Bidets cleanup salt buildup from sweat, wash off bacteria, and clean off body oils that lead to chafing. A quick rinse off with the bidet makes sure everything’s clean down there. There’s also less irritations since you don’t have to rub with toilet paper. Just rinse off with the bidet and use a few squares of toilet paper to pat dry.

Sorry for pushing the bidet so hard, but they make a huge difference when it comes to chafing. I installed one of the cheap bidet seats that you find on Amazon (this one) and it completely changed my life. Now I flat out refuse to use the restroom outside my house (unless it’s an emergency). They cost less than $40 and take about 20 minutes to install. It’s so worth it!

Staying clean on the trail can be a serious problem on long backpacking trips. Sweat builds up as you hike, and soaks your underwear. Obviously, there’s moisture from the sweat, but there’s also salt and body oils. Cleaning all that off is crucial to preventing chafing on long hikes, but what can you do without access to a shower? I like to wipe myself down with baby wipes throughout the day and use a camp towel to pat dry.

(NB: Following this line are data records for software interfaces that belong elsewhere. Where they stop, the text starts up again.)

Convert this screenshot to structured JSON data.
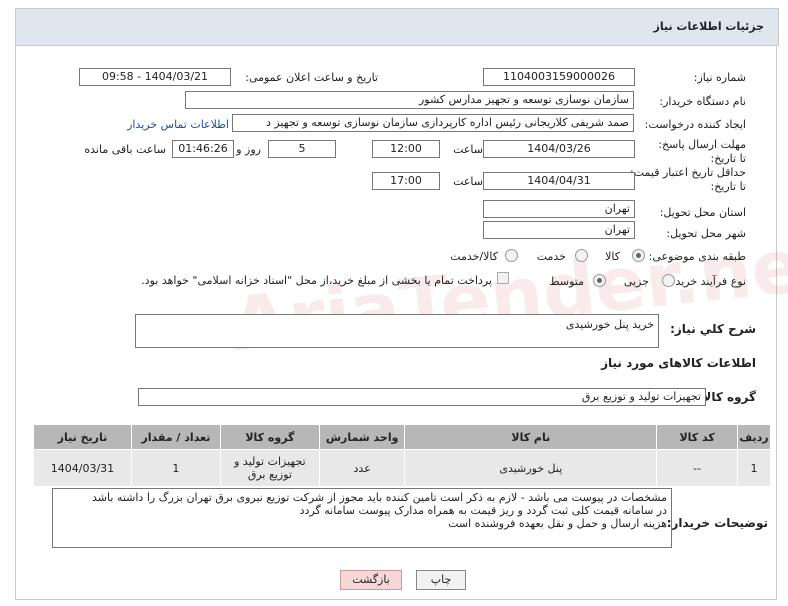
{
  "header": {
    "title": "جزئیات اطلاعات نیاز"
  },
  "form": {
    "need_number_label": "شماره نیاز:",
    "need_number": "1104003159000026",
    "announce_label": "تاریخ و ساعت اعلان عمومی:",
    "announce_value": "1404/03/21 - 09:58",
    "buyer_org_label": "نام دستگاه خریدار:",
    "buyer_org": "سازمان نوسازی  توسعه و تجهیز مدارس کشور",
    "creator_label": "ایجاد کننده درخواست:",
    "creator": "صمد شریفی کلاریجانی رئیس اداره کارپردازی سازمان نوسازی  توسعه و تجهیز د",
    "contact_link": "اطلاعات تماس خریدار",
    "reply_deadline_label": "مهلت ارسال پاسخ: تا تاریخ:",
    "reply_date": "1404/03/26",
    "time_label": "ساعت",
    "reply_time": "12:00",
    "days_value": "5",
    "days_label": "روز و",
    "remaining_value": "01:46:26",
    "remaining_label": "ساعت باقی مانده",
    "price_validity_label": "حداقل تاریخ اعتبار قیمت: تا تاریخ:",
    "price_date": "1404/04/31",
    "price_time": "17:00",
    "province_label": "استان محل تحویل:",
    "province": "تهران",
    "city_label": "شهر محل تحویل:",
    "city": "تهران",
    "category_label": "طبقه بندی موضوعی:",
    "category_options": {
      "goods": "کالا",
      "service": "خدمت",
      "goods_service": "کالا/خدمت"
    },
    "process_label": "نوع فرآیند خرید :",
    "process_options": {
      "partial": "جزیی",
      "medium": "متوسط"
    },
    "treasury_note": "پرداخت تمام یا بخشی از مبلغ خرید،از محل \"اسناد خزانه اسلامی\" خواهد بود."
  },
  "description": {
    "label": "شرح كلي نياز:",
    "value": "خرید پنل خورشیدی"
  },
  "goods_info": {
    "title": "اطلاعات کالاهای مورد نیاز",
    "group_label": "گروه کالا:",
    "group_value": "تجهیزات تولید و توزیع برق"
  },
  "table": {
    "headers": [
      "ردیف",
      "کد کالا",
      "نام کالا",
      "واحد شمارش",
      "گروه کالا",
      "تعداد / مقدار",
      "تاریخ نیاز"
    ],
    "rows": [
      {
        "row": "1",
        "code": "--",
        "name": "پنل خورشیدی",
        "unit": "عدد",
        "group": "تجهیزات تولید و توزیع برق",
        "qty": "1",
        "date": "1404/03/31"
      }
    ]
  },
  "buyer_notes": {
    "label": "توضیحات خریدار:",
    "lines": [
      "مشخصات در پیوست می باشد - لازم به ذکر است تامین کننده باید مجوز از شرکت توزیع نیروی برق تهران بزرگ را داشته باشد",
      "در سامانه قیمت کلی ثبت گردد و ریز قیمت به همراه مدارک پیوست سامانه گردد",
      "هزینه ارسال و حمل و نقل بعهده فروشنده است"
    ]
  },
  "buttons": {
    "print": "چاپ",
    "back": "بازگشت"
  },
  "watermark": "AriaTender.neT"
}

You should also wipe down every night before bed on backpacking trips and switch into a clean pair of clothes to slip in at night. Rinse off your clothes regularly on long backpacking trips and never wear cotton clothing that soaks up sweat.

Try To Lose Weight

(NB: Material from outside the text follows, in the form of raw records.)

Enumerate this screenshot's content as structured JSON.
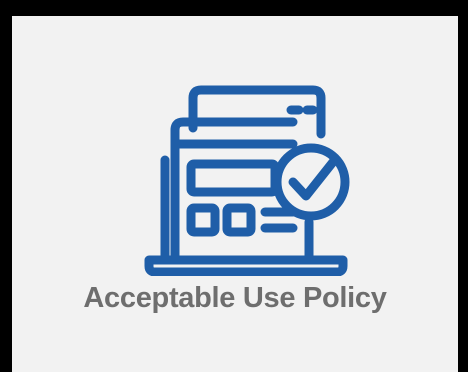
{
  "tile": {
    "label": "Acceptable Use Policy",
    "icon": "laptop-checkmark-icon",
    "accent_color": "#1f5ea8",
    "label_color": "#6e6e6e",
    "background": "#f2f2f2"
  }
}
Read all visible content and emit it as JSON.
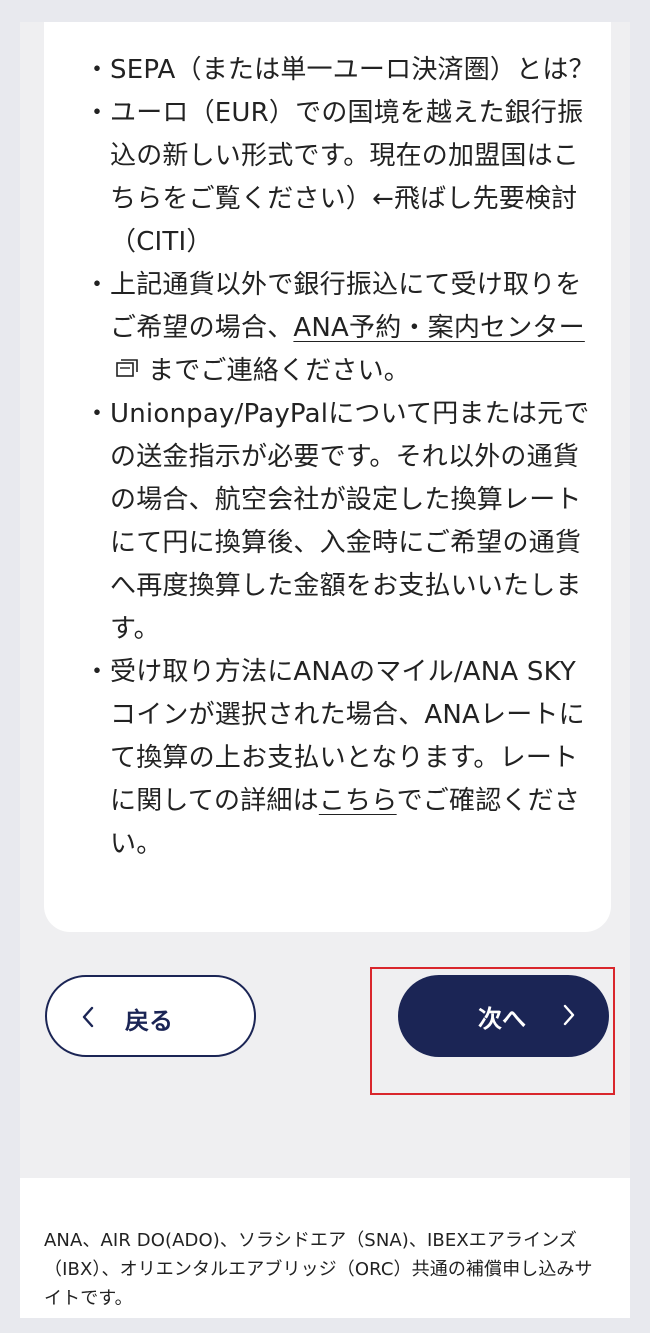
{
  "notes": [
    {
      "type": "text",
      "text": "SEPA（または単一ユーロ決済圏）とは？"
    },
    {
      "type": "text",
      "text": "ユーロ（EUR）での国境を越えた銀行振込の新しい形式です。現在の加盟国はこちらをご覧ください）←飛ばし先要検討（CITI）"
    },
    {
      "type": "link",
      "before": "上記通貨以外で銀行振込にて受け取りをご希望の場合、",
      "link": "ANA予約・案内センター",
      "after": "までご連絡ください。",
      "icon": "external-link-icon"
    },
    {
      "type": "text",
      "text": "Unionpay/PayPalについて円または元での送金指示が必要です。それ以外の通貨の場合、航空会社が設定した換算レートにて円に換算後、入金時にご希望の通貨へ再度換算した金額をお支払いいたします。"
    },
    {
      "type": "link",
      "before": "受け取り方法にANAのマイル/ANA SKY コインが選択された場合、ANAレートにて換算の上お支払いとなります。レートに関しての詳細は",
      "link": "こちら",
      "after": "でご確認ください。"
    }
  ],
  "bullet": "・",
  "buttons": {
    "back_label": "戻る",
    "next_label": "次へ"
  },
  "footer": {
    "text": "ANA、AIR DO(ADO)、ソラシドエア（SNA)、IBEXエアラインズ（IBX）、オリエンタルエアブリッジ（ORC）共通の補償申し込みサイトです。"
  },
  "colors": {
    "navy": "#1b2555",
    "highlight": "#d9262c",
    "background": "#e8e9ee",
    "card": "#ffffff"
  }
}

A few extra pounds in the belly and thigh can cause serious chafing problems. All the extra fat and skin pushing against each other is a recipe for chafing issues. To make matters worse, carrying around extra body weight will cause you to sweat more.

Losing 20-30 pounds will make a world of difference when it comes to chafing. Unfortunately, there’s nothing you can do in the short term to lose weight fast. You just have to deal with the situation and use preventative treatments to eliminate skin irritation.

Thankfully, I’ve lost over 60 lbs since I started hiking and eating better. I can’t even start to explain how big of a difference that’s made! There are ways to reduce chafing if you’re still on a weight loss journey. Start by ditching the cotton underwear and switching over to synthetic compression shorts. Compression shorts wick sweat away from your skin and they’re tight on your legs so there’s much less friction.

Every major sportswear company sells compression shorts. I’ve tried all the big names like Nike, Under Armour, Hanes, Champion, etc. and they’re all basically the same. They’re also ridiculously expensive. After years of wasting money on expensive compression shorts, I picked up a pack of Neleus Compression Shorts on Amazon. They’re 1/4 of the price of the major brands and feel exactly the same.

Buy a Ventilated Backpack With High Quality Shoulder Straps

Most of this post was focused on preventing chafing in the butt, thigh and groin area, but that’s not the only place that chafing can occur. Cheap backpacks with poor ventilation and low quality shoulder straps are notorious for causing shoulder chafing. Bodyglide on the top of your shoulders can help prevent this, but you should also take a look at your pack.

Find a backpack with a suspended mesh ventilation system to cut down the sweat dripping down your back. You will never be able to completely eliminate sweat, but good ventilation system will help.

Don’t Tuck In Your Shirt

You can undo every preventative measure to prevent chafing just by tucking in your shirt. Tucking in your shirt might not seem like a big deal, but it causes serious problems. Wearing a backpack all day can cause serious back sweat. It doesn’t matter how well your packs ventilated. There’s no way to avoid a sweaty back.

Tucking in your shirt will take all that back sweat and direct it down into your underwear. My butt/thighs are sweaty enough. I don’t need to add back sweat to the problem.